The Mary Nangeroni Social Justice Award serves as a living memorial for Mary Nangeroni, who worked tirelessly for social justice through a multitude of initiatives and organizations in the greater Boston area.
The award was created and sponsored by Gordene Mackenzie, professor in women’s and gender studies, her partner Nancy Nangeroni and her siblings. It is awarded to a deserving student who is working towards social justice or global human rights.
In Memory of Mary Nangeroni
Mary Fae (Hunt) Nangeroni was born Jan 9, 1922 in Albion, Pennsylvania. She came from an artistic and musical family. Her mother painted and her father played violin. The family farmed in California and, later, Farmington, Maine where Mary and her brothers Arthur, Ken, Gordon, Ernest and Douglas befriended a bear, a skunk and squirrels.
From an early age, Mary took piano, organ and voice lessons. She graduated from the New England Conservatory of Music with a major in voice and organ. While in Boston she met her husband Ambrose Nangeroni. Together, they raised eight musical children. They moved from Dorchester, Massachusetts to Milton, Massachusetts in the late 1940s.
Commitment to Social Justice
Much of Mary’s life was dedicated to social justice and civil rights issues. She was a tireless volunteer committed to helping end racism, domestic violence, poverty and other inequalities. She helped form the Milton Civil Rights Fellowship and served a term as president. She served as board president of the Metropolitan Council for Educational Opportunity (METCO) program, Boston’s voluntary school desegregation program. She also volunteered at Freedom House. In the summer she brought carloads of kids from Dorchester and Roxbury to her house to swim in the pool.

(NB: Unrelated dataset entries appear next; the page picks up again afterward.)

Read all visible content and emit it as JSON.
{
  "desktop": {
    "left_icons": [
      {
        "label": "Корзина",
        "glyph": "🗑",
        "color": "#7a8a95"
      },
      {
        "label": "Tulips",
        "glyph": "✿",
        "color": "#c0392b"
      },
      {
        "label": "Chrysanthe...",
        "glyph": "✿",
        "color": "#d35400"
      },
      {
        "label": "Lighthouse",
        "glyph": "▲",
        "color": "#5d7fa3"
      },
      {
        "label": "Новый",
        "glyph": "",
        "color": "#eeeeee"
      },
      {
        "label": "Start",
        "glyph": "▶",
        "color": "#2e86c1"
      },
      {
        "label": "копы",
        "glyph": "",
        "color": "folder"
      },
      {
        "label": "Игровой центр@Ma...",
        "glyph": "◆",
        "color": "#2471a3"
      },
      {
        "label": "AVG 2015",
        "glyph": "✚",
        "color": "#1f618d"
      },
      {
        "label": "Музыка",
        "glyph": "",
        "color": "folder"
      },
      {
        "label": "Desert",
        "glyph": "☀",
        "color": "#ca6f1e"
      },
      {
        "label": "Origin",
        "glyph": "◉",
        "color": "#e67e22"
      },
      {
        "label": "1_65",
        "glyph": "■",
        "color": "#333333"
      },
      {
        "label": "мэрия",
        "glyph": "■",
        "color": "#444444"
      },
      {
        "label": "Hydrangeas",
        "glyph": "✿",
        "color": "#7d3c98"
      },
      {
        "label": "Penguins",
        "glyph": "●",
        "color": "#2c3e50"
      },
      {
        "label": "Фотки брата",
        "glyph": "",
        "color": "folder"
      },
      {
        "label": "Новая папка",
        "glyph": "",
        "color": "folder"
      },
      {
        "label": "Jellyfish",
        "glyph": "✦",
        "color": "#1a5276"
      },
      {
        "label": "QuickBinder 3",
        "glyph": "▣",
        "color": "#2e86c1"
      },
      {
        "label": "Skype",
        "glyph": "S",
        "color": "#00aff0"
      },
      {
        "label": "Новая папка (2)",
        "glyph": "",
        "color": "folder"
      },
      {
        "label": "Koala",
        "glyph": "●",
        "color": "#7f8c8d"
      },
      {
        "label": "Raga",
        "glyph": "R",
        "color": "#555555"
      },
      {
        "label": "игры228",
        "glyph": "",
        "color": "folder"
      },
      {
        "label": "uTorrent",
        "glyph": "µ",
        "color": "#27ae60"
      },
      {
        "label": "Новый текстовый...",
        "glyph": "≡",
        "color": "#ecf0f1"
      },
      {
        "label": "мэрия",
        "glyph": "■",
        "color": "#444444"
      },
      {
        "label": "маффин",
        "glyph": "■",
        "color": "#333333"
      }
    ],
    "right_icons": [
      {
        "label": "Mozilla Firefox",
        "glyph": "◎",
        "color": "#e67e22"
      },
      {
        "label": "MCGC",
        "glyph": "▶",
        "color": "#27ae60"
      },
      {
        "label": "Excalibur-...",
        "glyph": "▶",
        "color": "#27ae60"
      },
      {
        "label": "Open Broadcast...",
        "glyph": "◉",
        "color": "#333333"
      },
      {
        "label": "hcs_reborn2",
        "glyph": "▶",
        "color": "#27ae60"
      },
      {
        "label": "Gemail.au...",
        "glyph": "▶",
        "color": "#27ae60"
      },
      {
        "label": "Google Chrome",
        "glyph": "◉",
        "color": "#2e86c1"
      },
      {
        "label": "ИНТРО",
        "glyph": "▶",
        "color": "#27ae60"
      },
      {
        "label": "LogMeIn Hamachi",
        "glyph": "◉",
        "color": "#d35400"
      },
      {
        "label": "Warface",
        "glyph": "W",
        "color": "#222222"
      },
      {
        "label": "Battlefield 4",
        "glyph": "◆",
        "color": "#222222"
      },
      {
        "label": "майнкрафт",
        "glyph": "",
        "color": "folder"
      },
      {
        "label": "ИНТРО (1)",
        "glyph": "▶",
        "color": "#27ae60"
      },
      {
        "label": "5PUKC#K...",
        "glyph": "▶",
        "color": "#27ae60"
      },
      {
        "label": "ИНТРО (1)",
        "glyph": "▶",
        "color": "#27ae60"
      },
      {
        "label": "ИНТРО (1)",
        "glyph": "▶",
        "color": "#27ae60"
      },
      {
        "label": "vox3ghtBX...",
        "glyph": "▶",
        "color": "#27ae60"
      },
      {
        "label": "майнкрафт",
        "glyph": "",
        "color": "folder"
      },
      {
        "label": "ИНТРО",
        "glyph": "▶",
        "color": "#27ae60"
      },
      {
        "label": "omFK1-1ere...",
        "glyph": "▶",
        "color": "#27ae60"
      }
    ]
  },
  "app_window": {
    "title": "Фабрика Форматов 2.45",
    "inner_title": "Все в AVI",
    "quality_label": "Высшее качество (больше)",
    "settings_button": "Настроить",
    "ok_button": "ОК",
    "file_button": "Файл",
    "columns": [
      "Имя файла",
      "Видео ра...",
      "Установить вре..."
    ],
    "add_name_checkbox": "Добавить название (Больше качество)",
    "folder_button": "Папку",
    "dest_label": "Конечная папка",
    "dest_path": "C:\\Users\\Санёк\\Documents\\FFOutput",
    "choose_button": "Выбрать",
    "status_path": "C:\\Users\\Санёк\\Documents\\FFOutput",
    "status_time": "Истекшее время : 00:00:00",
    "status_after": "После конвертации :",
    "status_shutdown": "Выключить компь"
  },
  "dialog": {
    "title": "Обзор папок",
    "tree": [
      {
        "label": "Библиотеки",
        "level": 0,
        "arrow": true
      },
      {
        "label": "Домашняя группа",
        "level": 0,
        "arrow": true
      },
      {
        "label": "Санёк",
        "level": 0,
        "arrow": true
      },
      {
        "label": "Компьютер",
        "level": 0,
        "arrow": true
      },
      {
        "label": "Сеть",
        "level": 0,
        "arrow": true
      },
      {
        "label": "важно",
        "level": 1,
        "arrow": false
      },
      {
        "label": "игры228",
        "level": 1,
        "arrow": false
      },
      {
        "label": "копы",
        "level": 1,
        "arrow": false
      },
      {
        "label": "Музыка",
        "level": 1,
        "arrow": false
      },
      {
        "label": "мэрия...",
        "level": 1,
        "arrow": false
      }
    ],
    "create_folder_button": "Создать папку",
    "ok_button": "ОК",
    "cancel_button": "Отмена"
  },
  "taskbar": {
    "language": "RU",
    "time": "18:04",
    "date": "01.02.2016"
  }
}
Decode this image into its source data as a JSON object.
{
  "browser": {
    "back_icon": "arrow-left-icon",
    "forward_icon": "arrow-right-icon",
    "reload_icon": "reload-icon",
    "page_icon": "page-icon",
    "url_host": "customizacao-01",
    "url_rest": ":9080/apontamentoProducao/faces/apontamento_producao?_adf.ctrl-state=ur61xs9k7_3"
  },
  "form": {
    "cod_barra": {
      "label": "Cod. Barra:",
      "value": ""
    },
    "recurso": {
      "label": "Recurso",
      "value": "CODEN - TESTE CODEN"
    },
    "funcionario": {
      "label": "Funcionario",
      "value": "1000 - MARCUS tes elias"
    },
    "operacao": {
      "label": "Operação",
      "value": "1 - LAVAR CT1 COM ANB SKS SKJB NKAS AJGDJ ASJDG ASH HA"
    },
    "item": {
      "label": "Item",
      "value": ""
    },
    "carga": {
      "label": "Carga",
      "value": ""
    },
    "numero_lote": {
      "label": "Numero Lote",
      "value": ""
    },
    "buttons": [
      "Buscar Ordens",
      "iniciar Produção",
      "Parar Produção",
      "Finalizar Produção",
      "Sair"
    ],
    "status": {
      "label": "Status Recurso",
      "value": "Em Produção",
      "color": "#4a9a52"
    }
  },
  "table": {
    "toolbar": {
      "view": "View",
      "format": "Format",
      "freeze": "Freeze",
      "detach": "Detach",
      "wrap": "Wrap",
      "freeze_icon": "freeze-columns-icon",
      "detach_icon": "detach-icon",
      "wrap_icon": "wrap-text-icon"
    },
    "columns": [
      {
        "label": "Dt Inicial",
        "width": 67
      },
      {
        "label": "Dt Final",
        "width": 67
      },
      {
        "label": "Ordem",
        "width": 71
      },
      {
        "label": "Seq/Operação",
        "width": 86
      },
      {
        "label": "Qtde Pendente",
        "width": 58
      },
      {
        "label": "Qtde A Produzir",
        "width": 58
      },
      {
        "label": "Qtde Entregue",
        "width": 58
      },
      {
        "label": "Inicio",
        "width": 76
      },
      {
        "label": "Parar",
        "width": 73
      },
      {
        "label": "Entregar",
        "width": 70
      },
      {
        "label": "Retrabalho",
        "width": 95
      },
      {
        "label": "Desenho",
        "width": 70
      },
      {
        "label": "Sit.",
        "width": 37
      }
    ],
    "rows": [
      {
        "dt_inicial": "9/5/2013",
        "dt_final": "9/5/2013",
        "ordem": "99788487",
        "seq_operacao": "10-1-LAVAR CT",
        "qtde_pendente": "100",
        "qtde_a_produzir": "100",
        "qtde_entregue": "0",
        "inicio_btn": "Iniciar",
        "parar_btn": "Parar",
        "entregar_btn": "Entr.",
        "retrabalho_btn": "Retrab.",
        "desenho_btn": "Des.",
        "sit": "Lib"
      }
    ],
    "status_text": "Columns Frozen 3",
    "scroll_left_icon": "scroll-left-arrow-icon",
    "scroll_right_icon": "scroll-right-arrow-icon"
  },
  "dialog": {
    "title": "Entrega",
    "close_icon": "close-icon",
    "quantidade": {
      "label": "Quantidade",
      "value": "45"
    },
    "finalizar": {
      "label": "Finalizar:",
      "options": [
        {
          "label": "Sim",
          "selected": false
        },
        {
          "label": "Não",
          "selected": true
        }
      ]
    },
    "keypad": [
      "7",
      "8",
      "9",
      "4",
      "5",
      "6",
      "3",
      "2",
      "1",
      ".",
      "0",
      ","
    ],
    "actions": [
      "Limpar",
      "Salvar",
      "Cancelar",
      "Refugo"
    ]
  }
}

Mary also volunteered at Rosie’s Place, a sanctuary for poor and homeless women, and DOVE, an organization dedicated to ending domestic violence. She was a founder of the Milton Meals on Wheels program dedicated to ending hunger for seniors. Mary also was a hospice volunteer and often gave caretakers a day off by sitting with those who were ill and dying. She also served as an organist and choir director for several churches. She was recognized for her exceptional volunteer work at Milton Hospital where she led weekly sing-alongs and did other volunteer work for more than 20 years. More recently, she helped form Milton’s branch of the No Place for Hate program.
In the mid 1970s, Mary was recognized for her community work with a Certificate of Appreciation for services rendered to the Boston Branch of the NAACP Educational Committee. She was honored by the Milton Mattapan Clergy Association in 2001 for her role in fighting for equality in Milton. Calling her an “unsung hero if there ever was one,” they presented her with their Candle of Peace for living a life of justice. In 2010 the Milton Interfaith Clergy Association recognized Mary for “offering her best to the community of Fuller Village by attending to the struggles and joys shared.”
Passion for Family and Friends
Known for her generosity, Mary had a reputation for creating delicious and artfully decorated baked goods including wedding and birthday cakes, gingerbread houses, fruit-shaped marzipan, cookies and sweet breads. She was an amazing gardener with more than a green thumb, known for being able to resurrect any plant. She also loved to read. Perhaps one of her greatest pleasures was visiting and playing games like scrabble with her large and diverse family and friends who miss the kindness of her spirit and her wry sense of humor.